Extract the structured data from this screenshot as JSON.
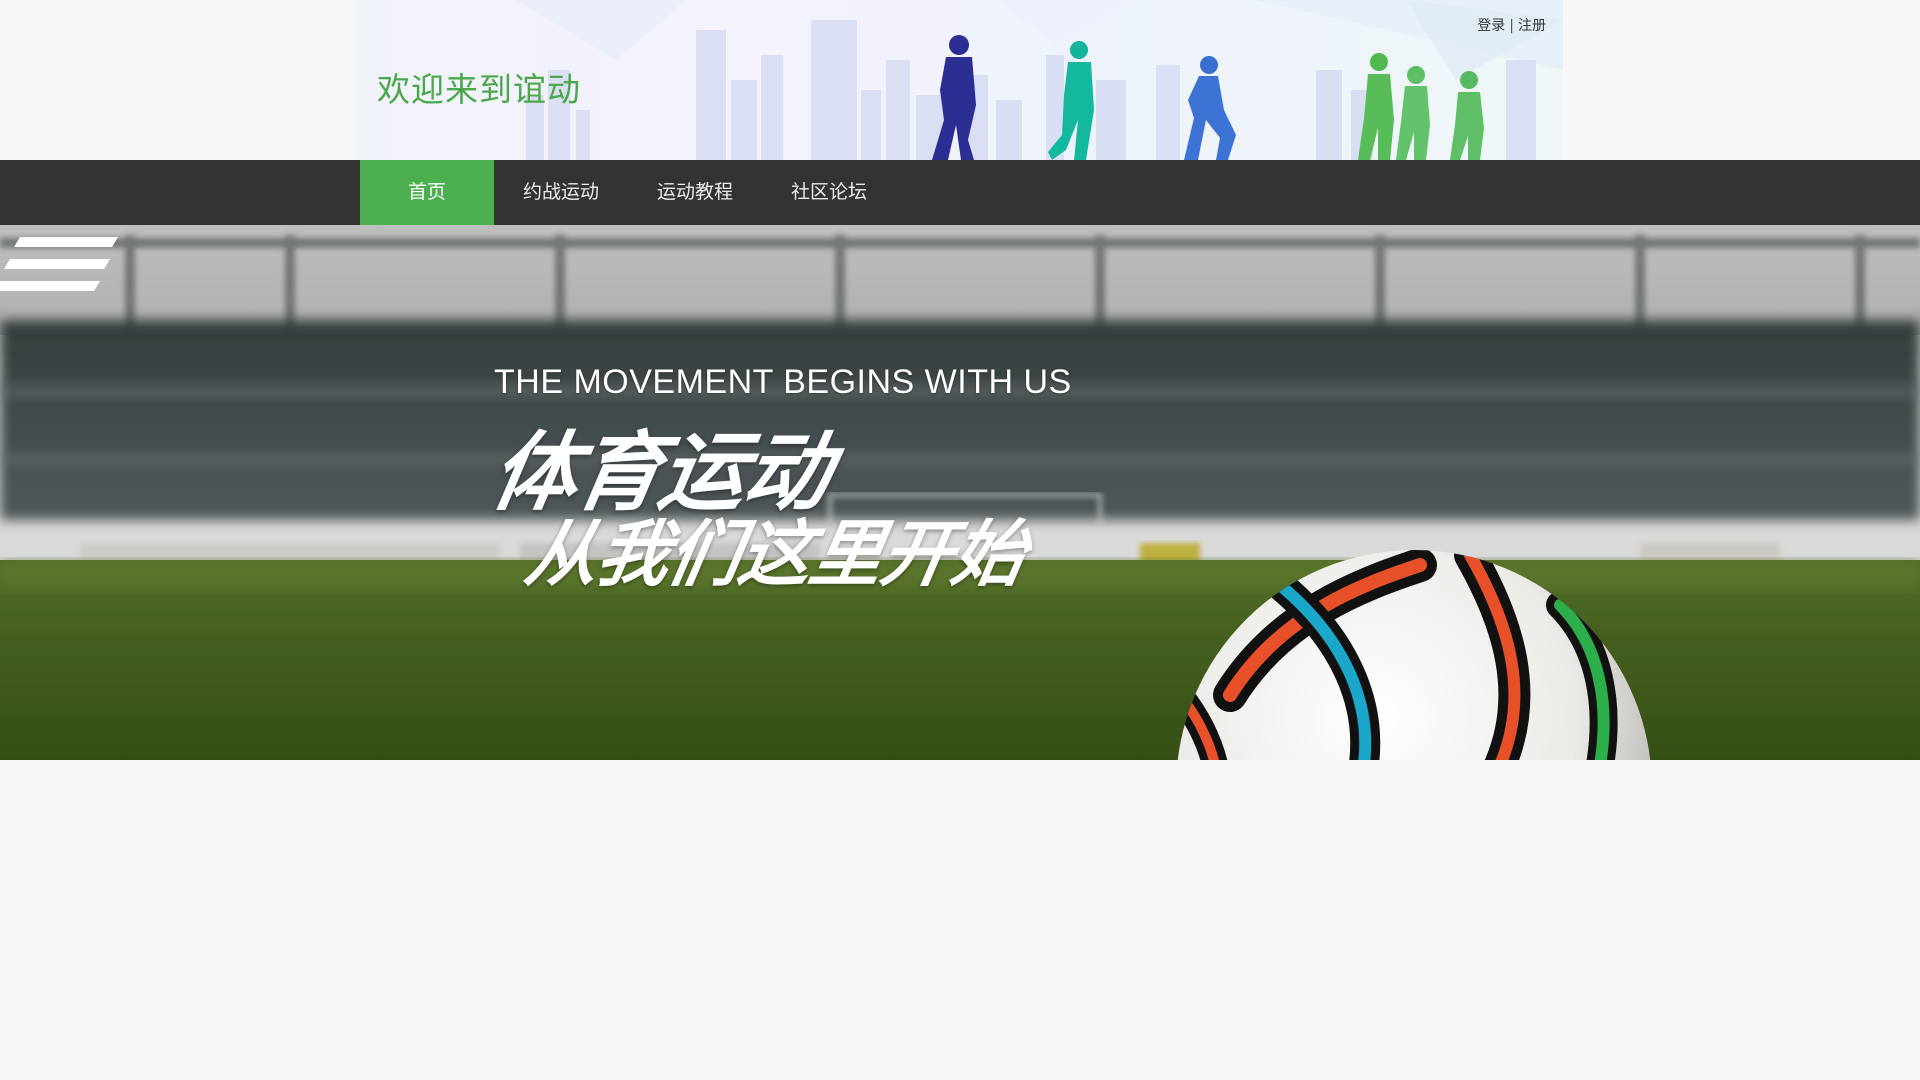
{
  "header": {
    "welcome_text": "欢迎来到谊动",
    "auth": {
      "login": "登录",
      "separator": "|",
      "register": "注册"
    }
  },
  "nav": {
    "items": [
      {
        "label": "首页",
        "active": true
      },
      {
        "label": "约战运动",
        "active": false
      },
      {
        "label": "运动教程",
        "active": false
      },
      {
        "label": "社区论坛",
        "active": false
      }
    ]
  },
  "hero": {
    "title_en": "THE MOVEMENT BEGINS WITH US",
    "title_cn_line1": "体育运动",
    "title_cn_line2": "从我们这里开始"
  },
  "colors": {
    "brand_green": "#4caf50",
    "welcome_green": "#4aa84a",
    "nav_bg": "#333333",
    "page_bg": "#f7f7f7"
  }
}
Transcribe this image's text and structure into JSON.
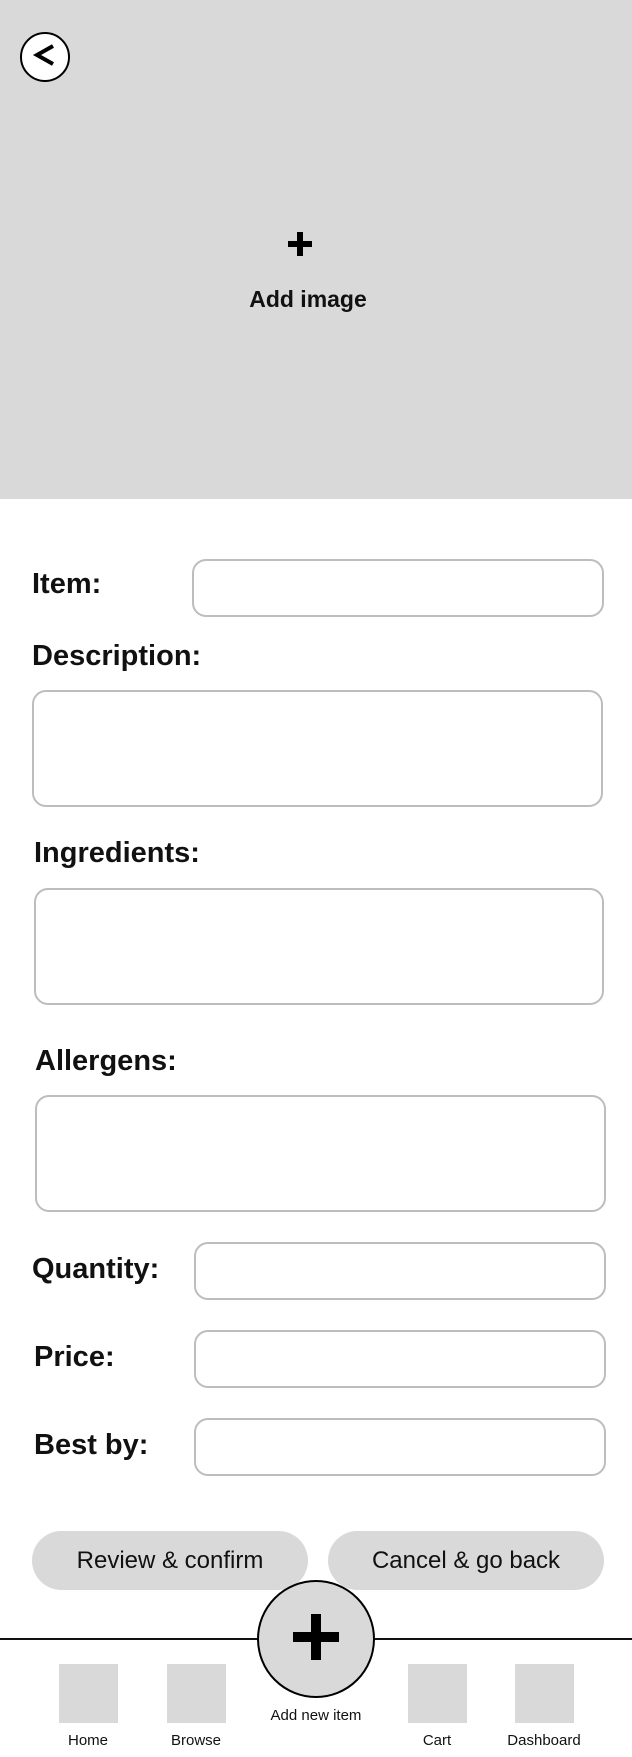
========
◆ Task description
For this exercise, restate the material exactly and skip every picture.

◆ Exercise answer
Extract the structured data from this screenshot as JSON.
{
  "header": {
    "welcome_text": "欢迎来到谊动",
    "auth": {
      "login": "登录",
      "separator": "|",
      "register": "注册"
    }
  },
  "nav": {
    "items": [
      {
        "label": "首页",
        "active": true
      },
      {
        "label": "约战运动",
        "active": false
      },
      {
        "label": "运动教程",
        "active": false
      },
      {
        "label": "社区论坛",
        "active": false
      }
    ]
  },
  "hero": {
    "title_en": "THE MOVEMENT BEGINS WITH US",
    "title_cn_line1": "体育运动",
    "title_cn_line2": "从我们这里开始"
  },
  "colors": {
    "brand_green": "#4caf50",
    "welcome_green": "#4aa84a",
    "nav_bg": "#333333",
    "page_bg": "#f7f7f7"
  }
}
Transcribe this image's text and structure into JSON.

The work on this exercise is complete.